### What is being asked
Please report, as a single number with no other text, how many lines of the listing contain "portrait".
^^^^^^^^^^^^^^^^
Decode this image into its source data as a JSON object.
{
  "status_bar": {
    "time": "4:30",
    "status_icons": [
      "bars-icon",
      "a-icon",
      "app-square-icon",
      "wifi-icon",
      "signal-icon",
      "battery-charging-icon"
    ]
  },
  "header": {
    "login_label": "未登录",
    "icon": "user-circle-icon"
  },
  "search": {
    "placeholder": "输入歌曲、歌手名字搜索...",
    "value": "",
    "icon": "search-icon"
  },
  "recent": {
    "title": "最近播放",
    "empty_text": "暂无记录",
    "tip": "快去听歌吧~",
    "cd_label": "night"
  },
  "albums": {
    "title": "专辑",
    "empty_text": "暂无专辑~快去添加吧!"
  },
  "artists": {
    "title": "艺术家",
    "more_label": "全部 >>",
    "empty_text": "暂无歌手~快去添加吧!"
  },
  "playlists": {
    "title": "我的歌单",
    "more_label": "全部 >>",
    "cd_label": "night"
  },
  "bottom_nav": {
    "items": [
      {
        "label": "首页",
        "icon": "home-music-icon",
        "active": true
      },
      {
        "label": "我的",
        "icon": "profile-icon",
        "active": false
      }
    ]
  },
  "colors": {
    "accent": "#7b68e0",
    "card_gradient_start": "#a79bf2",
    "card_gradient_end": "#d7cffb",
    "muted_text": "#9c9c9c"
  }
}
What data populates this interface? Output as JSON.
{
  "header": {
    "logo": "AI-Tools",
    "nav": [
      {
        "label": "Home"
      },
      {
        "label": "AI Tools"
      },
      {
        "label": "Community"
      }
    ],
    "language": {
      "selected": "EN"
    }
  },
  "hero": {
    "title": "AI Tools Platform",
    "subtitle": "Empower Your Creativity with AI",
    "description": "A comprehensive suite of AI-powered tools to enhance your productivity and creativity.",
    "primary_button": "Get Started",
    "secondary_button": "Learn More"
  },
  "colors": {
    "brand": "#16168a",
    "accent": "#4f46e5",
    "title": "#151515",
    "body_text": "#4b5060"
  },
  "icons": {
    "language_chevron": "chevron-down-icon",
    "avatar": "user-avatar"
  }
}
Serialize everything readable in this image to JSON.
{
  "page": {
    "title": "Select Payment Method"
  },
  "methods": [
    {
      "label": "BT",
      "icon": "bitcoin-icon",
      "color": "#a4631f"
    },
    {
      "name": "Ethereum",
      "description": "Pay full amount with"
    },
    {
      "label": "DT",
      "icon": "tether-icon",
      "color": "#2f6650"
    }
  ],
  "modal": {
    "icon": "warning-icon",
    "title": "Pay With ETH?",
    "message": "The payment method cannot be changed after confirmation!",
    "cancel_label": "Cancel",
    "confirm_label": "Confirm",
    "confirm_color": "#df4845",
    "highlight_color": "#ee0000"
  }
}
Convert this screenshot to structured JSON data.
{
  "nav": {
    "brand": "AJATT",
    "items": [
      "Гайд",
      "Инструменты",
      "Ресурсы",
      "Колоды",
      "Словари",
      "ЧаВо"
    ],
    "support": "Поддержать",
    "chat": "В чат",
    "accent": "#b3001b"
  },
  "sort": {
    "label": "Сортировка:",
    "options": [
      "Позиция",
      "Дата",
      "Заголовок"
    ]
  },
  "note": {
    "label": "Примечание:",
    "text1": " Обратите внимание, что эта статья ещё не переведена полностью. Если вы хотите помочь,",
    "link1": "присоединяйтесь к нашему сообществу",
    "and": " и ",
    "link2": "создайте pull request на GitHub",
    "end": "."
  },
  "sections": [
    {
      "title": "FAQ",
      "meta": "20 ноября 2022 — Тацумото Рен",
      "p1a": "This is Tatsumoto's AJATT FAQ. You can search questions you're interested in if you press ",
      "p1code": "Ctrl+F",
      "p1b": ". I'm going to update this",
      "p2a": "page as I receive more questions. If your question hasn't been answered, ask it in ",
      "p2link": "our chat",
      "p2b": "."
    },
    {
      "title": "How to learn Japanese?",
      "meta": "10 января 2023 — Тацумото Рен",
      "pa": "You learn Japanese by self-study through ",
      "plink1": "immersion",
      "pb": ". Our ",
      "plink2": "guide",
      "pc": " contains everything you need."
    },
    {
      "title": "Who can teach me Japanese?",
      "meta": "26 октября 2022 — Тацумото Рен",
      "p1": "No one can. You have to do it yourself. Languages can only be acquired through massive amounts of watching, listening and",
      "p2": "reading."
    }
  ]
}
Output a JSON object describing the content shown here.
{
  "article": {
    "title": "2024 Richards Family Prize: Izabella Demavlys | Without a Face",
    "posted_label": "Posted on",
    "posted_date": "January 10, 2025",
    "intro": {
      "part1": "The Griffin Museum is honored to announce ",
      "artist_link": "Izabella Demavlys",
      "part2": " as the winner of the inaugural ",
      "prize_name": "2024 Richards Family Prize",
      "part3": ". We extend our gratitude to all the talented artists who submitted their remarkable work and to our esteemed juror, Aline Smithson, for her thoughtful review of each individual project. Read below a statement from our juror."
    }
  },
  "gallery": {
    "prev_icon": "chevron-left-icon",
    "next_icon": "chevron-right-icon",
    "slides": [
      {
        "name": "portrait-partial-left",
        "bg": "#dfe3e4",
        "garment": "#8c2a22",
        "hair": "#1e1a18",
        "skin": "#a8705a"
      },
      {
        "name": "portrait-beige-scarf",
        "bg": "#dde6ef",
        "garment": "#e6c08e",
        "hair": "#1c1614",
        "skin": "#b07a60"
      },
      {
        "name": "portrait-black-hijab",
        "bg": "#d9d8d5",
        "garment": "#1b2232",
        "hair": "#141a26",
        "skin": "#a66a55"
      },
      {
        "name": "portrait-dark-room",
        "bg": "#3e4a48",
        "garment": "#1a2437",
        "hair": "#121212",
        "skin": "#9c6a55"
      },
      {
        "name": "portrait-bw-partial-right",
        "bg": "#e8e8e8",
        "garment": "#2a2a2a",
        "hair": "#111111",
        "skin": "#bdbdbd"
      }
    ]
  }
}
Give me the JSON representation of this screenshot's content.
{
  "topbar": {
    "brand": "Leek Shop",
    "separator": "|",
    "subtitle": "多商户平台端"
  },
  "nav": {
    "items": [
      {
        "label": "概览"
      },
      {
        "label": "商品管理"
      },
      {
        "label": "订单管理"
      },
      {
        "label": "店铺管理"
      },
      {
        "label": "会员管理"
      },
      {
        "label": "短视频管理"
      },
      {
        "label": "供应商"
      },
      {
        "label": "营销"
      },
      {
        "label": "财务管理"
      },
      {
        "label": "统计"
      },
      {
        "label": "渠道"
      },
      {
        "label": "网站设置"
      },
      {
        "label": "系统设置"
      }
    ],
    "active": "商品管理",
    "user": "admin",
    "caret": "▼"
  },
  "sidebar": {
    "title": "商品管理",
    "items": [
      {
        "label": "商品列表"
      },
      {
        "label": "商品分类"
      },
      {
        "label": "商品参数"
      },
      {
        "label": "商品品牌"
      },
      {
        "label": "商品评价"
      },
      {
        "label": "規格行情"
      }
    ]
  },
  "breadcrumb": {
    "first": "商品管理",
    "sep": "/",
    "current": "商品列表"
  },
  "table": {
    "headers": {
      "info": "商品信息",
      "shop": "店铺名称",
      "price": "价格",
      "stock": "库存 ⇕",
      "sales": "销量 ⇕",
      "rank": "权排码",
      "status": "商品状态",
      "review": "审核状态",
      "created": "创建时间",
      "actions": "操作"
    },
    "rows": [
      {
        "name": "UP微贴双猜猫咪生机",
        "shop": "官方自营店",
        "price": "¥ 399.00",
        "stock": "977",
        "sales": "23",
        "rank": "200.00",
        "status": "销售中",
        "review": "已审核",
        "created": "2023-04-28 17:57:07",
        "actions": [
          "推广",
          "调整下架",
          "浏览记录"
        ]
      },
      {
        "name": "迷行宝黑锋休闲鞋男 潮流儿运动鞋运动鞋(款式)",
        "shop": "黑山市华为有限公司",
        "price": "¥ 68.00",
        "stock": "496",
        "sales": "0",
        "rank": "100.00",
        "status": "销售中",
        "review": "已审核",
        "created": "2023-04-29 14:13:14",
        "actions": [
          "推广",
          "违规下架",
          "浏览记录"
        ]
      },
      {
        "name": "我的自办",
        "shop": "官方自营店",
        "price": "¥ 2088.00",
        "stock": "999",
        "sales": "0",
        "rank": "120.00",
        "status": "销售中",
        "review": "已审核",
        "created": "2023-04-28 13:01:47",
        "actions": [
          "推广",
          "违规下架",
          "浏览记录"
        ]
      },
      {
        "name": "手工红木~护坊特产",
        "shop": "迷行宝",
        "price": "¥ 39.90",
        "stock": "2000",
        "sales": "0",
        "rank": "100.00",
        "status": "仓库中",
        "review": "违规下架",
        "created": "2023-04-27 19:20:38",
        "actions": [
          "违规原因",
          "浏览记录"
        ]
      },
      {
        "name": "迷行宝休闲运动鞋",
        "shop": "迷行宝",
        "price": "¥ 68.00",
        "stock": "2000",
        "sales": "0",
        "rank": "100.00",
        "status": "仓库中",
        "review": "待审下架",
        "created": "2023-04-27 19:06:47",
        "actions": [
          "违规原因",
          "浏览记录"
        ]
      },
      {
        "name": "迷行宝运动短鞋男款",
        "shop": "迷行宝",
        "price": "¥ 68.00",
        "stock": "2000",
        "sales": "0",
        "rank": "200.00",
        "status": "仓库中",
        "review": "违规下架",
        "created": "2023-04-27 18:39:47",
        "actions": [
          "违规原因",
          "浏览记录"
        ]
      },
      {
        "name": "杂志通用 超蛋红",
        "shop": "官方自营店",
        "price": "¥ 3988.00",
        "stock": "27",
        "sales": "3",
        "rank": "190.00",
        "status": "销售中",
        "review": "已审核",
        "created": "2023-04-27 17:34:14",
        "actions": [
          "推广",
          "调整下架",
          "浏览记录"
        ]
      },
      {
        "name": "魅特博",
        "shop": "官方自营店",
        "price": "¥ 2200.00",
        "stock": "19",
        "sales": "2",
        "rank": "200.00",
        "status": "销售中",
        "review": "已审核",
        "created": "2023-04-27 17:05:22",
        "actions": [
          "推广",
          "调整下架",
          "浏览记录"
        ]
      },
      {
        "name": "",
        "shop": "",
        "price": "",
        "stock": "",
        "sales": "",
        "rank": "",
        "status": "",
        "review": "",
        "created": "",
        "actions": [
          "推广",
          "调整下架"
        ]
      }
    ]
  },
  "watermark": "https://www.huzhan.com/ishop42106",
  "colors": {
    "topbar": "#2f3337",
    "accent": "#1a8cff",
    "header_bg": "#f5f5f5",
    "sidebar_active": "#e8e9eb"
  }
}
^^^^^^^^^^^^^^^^
### Solution to this exercise
5